[Opening Available records section]

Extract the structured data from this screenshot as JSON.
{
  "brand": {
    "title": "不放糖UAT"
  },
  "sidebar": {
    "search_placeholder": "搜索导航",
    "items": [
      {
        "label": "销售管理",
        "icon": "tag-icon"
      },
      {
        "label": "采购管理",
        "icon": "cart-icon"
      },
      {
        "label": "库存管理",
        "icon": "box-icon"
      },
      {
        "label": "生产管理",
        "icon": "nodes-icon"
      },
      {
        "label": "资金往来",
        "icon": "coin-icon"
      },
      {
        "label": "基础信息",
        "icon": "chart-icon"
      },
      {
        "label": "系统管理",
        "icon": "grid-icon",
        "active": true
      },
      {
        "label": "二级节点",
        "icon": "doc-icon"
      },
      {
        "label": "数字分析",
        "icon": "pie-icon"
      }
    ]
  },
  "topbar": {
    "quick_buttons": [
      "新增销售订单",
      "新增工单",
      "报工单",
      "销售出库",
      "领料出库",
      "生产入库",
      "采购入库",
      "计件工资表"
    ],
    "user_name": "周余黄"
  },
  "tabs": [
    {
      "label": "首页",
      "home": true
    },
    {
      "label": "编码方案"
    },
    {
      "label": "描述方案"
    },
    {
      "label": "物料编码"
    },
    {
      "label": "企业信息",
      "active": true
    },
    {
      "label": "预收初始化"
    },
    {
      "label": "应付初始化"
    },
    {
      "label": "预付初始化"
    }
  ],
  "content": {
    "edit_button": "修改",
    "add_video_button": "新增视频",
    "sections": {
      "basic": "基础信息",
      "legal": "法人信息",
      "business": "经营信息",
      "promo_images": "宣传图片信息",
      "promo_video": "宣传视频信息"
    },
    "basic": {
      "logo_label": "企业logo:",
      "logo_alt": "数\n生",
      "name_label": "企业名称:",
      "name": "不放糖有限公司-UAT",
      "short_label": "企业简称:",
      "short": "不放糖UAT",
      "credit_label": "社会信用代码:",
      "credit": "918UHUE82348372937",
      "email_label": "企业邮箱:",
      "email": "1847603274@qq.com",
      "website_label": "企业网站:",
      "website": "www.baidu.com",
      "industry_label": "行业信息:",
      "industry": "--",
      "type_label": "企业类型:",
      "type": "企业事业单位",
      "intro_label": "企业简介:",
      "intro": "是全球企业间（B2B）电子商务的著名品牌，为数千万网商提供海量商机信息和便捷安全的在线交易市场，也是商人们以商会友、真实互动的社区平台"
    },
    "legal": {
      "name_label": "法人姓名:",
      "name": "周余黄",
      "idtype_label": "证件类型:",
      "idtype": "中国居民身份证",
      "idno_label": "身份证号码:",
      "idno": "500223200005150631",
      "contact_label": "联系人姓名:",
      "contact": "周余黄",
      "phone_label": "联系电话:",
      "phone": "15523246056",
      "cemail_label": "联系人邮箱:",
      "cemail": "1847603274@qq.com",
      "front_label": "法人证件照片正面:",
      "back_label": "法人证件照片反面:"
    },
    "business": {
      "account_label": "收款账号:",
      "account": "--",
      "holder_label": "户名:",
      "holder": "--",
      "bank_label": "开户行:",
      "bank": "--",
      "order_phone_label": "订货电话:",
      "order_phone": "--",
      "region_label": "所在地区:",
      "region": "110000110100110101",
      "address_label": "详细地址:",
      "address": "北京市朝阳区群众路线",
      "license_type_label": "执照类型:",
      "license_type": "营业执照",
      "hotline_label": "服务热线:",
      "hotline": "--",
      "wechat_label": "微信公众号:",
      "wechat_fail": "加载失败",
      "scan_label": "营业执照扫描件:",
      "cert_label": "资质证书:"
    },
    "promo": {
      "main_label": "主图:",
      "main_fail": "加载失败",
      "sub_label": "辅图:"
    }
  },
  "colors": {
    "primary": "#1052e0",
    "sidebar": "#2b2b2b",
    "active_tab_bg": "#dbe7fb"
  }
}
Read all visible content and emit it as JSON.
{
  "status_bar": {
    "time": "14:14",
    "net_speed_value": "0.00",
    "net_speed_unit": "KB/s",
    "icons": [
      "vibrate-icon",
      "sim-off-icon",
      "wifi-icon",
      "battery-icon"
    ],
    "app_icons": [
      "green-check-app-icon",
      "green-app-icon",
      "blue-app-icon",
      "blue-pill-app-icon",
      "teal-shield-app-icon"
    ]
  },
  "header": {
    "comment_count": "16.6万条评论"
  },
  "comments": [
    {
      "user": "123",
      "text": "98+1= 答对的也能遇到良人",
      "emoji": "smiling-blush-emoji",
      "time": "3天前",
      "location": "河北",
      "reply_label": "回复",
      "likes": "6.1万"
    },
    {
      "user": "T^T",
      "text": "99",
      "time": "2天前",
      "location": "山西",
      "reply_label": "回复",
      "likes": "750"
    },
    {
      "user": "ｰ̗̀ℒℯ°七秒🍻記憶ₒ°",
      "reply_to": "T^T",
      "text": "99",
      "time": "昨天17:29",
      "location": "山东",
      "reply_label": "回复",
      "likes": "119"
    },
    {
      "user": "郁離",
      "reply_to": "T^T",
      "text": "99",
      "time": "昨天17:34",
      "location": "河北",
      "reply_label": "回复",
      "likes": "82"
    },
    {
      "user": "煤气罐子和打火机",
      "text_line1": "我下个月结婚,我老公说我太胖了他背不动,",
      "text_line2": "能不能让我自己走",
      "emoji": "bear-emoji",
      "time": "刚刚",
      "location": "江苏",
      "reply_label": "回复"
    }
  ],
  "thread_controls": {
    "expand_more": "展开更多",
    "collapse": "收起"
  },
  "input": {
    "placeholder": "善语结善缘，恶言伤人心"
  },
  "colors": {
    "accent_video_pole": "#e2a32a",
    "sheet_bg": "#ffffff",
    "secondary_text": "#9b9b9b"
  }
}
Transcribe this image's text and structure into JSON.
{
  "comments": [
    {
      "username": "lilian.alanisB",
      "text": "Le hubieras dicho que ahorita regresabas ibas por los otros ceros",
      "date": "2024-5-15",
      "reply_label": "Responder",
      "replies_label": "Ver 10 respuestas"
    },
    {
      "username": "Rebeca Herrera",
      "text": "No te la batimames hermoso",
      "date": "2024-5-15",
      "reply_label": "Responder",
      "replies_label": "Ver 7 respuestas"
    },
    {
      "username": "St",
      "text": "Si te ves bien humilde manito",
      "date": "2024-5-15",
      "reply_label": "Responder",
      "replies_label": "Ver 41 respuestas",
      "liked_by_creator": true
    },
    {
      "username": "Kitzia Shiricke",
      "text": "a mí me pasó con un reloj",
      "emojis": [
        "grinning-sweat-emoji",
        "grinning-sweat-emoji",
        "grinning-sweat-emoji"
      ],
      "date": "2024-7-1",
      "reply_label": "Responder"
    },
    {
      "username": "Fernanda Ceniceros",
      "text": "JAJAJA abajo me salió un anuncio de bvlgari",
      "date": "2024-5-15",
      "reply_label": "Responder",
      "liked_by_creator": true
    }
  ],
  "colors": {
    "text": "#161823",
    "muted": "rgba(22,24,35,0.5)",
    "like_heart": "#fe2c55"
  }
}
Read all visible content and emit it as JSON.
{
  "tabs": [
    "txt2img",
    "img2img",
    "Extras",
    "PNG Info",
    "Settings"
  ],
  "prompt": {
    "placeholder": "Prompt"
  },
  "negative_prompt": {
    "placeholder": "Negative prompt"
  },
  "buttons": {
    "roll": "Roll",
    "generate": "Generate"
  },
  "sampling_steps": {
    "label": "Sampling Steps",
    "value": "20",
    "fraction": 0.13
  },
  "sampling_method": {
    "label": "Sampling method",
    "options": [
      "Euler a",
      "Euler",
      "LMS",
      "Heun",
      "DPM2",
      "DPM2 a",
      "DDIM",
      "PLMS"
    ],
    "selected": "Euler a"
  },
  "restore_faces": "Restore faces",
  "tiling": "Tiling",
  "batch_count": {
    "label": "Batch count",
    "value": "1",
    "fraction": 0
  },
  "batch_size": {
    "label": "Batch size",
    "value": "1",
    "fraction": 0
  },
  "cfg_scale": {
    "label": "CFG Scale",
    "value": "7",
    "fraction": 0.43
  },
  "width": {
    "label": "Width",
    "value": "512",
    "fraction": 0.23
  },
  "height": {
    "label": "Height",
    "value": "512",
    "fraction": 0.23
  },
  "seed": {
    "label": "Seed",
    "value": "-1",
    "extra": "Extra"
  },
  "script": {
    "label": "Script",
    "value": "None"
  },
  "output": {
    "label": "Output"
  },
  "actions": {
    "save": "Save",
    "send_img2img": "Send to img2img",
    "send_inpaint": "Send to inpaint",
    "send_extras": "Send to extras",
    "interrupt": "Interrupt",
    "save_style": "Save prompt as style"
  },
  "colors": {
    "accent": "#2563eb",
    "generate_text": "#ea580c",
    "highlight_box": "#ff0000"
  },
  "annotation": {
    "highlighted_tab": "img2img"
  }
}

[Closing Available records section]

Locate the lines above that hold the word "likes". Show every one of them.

      "likes": "6.1万"
      "likes": "750"
      "likes": "119"
      "likes": "82"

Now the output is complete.